My bread-baking hobby all started with a Netflix documentary. Cooked, based on Michael Pollan’s book of the same name, explores the origins of food in our world and communities.
We don’t normally think of soldiers and first responders as “professional athletes,” but that’s exactly how my guest today argues they should see themselves.
Word count: ~8,000 Time to read: ~30 minutes Editor’s Note: This is a guest post from Kyle Eschenroeder.
Editor’s note: This selection from the writings of the famous psychologist William James has been condensed from the original. “Habit” From The Principles of Psychology, 1890 By William James We must make automatic and habitual, as early as possible, as many useful actions as we can, and guard against the growing into ways that are likely to be disadvantageous to us, as we should guard against the plague.
Well, the holiday rush is over (thanks to all who made a purchase!) and we’re making room for new items in the Art of Manliness Store.
In every age, and every culture around the world, part of achieving manhood required gaining competence in the skills that amassed resources for one’s tribe, enhanced personal status, and led to reproductive success.
From those awkward days in early gym class to Marine trainees racing through obstacle courses, rope climbing is a time-honored practice of testing and building your physical fitness.
In the past decade, autism has gotten more and more attention from the media and the wider culture. You probably know someone with autism or who has a child with autism.
“Be polite, be professional, but have a plan to kill everybody you meet.” –General James “Mad Dog” Mattis While rare, violence often strikes when you least expect it.

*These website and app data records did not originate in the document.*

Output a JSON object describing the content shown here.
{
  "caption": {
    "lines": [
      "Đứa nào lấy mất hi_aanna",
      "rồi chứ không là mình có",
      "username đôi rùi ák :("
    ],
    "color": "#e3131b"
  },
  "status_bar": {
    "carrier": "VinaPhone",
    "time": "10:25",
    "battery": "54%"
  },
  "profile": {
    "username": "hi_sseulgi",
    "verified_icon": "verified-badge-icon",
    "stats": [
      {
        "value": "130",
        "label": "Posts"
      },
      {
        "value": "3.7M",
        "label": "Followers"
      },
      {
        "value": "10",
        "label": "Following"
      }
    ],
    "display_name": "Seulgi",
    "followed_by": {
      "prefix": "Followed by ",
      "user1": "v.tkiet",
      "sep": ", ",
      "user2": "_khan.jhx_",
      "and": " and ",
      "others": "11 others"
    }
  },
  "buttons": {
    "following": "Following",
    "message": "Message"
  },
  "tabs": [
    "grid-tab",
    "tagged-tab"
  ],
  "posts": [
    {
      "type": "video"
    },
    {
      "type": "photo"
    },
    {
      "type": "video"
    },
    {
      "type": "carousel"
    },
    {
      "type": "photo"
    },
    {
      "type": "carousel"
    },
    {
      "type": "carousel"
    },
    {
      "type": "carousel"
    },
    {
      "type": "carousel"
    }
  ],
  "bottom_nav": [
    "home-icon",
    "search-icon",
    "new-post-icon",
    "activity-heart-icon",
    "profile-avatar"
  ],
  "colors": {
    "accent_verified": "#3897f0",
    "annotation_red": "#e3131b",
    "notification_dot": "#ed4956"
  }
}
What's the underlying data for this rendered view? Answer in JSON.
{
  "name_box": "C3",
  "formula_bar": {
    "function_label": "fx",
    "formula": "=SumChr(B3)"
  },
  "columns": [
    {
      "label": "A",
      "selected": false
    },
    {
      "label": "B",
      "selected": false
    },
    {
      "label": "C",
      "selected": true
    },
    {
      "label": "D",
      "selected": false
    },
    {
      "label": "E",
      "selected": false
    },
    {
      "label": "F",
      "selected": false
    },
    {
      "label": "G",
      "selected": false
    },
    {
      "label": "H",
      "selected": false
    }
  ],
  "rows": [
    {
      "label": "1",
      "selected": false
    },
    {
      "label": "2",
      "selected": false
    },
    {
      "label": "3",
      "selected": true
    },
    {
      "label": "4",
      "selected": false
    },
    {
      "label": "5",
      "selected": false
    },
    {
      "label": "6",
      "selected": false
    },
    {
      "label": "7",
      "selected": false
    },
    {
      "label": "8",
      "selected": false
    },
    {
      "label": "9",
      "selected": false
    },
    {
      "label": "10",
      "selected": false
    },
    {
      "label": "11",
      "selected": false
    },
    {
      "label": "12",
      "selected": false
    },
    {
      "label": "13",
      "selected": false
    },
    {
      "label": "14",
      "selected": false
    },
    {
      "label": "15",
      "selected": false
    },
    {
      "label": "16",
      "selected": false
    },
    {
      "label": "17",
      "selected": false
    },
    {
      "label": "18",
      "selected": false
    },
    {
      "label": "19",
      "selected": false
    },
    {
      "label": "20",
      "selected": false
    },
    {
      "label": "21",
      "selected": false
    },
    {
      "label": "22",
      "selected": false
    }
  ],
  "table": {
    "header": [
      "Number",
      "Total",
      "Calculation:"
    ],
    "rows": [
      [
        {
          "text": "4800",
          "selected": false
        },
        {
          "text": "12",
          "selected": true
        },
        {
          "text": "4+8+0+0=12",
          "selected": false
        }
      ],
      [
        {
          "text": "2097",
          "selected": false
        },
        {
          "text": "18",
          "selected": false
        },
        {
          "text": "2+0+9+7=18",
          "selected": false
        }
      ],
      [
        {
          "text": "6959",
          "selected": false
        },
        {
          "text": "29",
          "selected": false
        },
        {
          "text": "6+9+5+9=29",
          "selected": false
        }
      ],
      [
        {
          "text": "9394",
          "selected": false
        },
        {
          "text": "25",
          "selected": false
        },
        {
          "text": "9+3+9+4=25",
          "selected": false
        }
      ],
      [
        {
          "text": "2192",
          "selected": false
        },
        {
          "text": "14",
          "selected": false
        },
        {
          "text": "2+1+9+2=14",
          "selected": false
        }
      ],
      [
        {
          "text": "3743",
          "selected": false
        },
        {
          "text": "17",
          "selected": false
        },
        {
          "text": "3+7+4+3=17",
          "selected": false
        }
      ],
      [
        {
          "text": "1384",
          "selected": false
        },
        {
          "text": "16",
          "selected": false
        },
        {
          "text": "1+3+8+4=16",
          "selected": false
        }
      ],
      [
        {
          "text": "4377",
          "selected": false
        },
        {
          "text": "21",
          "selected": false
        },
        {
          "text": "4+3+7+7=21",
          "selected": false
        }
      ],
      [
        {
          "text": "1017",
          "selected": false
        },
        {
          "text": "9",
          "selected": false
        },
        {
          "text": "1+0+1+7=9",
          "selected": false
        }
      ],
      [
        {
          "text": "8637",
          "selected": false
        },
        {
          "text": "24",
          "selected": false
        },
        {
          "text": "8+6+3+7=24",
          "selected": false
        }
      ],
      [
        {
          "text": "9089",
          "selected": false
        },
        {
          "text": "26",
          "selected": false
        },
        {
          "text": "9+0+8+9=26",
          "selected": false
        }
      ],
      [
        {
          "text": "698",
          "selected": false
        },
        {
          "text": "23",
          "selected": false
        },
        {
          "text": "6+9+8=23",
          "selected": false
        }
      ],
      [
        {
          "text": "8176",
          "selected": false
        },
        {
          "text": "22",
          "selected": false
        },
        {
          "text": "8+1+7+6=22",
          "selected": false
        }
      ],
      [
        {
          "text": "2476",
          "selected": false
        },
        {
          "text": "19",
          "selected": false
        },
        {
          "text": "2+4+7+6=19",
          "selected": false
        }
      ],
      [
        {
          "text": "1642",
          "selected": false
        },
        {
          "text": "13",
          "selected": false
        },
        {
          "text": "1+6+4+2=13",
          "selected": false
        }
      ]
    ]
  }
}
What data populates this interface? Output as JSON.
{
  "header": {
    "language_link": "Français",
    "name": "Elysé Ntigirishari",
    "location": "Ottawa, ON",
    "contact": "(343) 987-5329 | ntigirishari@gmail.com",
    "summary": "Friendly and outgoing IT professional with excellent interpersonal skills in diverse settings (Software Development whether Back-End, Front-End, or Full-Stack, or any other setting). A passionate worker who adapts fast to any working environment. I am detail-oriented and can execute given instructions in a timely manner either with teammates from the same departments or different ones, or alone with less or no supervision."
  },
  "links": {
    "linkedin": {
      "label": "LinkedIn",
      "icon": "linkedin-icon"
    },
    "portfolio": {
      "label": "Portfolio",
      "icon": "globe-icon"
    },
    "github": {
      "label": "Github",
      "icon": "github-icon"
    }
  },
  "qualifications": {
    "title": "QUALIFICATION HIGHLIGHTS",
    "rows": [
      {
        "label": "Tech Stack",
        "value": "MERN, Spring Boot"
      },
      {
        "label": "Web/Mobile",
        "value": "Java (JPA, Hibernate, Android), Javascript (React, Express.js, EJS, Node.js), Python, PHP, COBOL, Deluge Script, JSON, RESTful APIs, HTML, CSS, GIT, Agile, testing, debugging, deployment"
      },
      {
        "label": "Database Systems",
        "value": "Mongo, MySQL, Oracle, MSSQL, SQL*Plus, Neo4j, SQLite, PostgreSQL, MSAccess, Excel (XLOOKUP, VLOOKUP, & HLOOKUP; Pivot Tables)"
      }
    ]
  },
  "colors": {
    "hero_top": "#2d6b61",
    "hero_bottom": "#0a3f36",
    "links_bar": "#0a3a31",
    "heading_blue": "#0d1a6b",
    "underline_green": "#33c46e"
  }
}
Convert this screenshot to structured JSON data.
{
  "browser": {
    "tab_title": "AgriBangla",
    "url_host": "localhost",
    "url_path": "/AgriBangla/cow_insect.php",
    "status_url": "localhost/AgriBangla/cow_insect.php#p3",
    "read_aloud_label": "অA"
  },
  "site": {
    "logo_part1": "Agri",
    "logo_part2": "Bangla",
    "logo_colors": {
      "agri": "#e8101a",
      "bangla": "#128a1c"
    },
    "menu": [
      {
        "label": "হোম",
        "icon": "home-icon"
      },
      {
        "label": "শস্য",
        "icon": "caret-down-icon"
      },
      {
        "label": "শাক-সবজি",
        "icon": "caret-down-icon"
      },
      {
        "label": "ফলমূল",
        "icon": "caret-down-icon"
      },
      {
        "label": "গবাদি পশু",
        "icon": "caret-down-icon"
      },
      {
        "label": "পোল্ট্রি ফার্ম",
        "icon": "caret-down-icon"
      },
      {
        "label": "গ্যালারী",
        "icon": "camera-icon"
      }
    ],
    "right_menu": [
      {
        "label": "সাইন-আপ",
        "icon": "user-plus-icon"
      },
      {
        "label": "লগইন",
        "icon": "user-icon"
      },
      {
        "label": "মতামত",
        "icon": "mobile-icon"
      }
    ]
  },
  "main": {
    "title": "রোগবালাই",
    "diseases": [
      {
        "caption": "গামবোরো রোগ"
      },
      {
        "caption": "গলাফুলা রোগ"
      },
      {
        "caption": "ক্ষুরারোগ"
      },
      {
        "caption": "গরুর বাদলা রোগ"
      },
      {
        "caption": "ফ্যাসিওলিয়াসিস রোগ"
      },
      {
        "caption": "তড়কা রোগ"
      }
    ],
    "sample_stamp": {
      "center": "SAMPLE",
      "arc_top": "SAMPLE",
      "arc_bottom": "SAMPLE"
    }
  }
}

What if I told you that there’s a performance-enhancing drug that’s completely free, completely legal, and has no ill side-effects when used correctly?
Towards the tail end of 2016, my productivity took a big leap forward. The first catalyst was taking a few weeks to diligently track my time, and therefore find out exactly where it was being wasted.
We’re living in a time in which the landscape is changing quickly. Thanks to technology, the steady jobs that provided a living for our fathers and grandfathers no longer exist, and jobs that didn’t exist ten years ago are now providing paychecks for hundreds of thousands of people.
It’s a new year, which means many of you are probably setting new fitness goals. For a lot of guys, their goal is pretty vague — “get in shape” or “start running” or “get stronger” — and they’re not entirely sure how they’re going to get there beyond joining a gym.
There are some people who absolutely love running, and others who flee screaming from it. They hate how it feels, and they think it’s a poor form of exercise because it overly stresses the body, causes tons of injuries, and doesn’t even help you lose weight.
Success in many of the new year’s resolutions and goals folks are now making will be predicated not just on willpower but on time.
The Art of Manliness team has been hard at work this year on several projects that will be launching in 2017.
Word count: ~11,800 Time to read: ~40-60 minutes Note: All quotes, unless otherwise noted, are taken from No Place for Grace: Antimodernism and the Transformation of American Culture, 1880-1920 by T.
Back when I was in law school, I was perusing the library stacks and came across a book that had full color reprints of the New York World newspaper.
It’s Christmastime. Trees are up, stockings are hung, and you’ve likely seen Santa Claus a dozen or so times already.
It’s easy to imagine hypothermia as the type of malady that can only affect people who get trapped in disastrous conditions, like being lost in a frozen Alaskan wilderness or falling into an icy river far.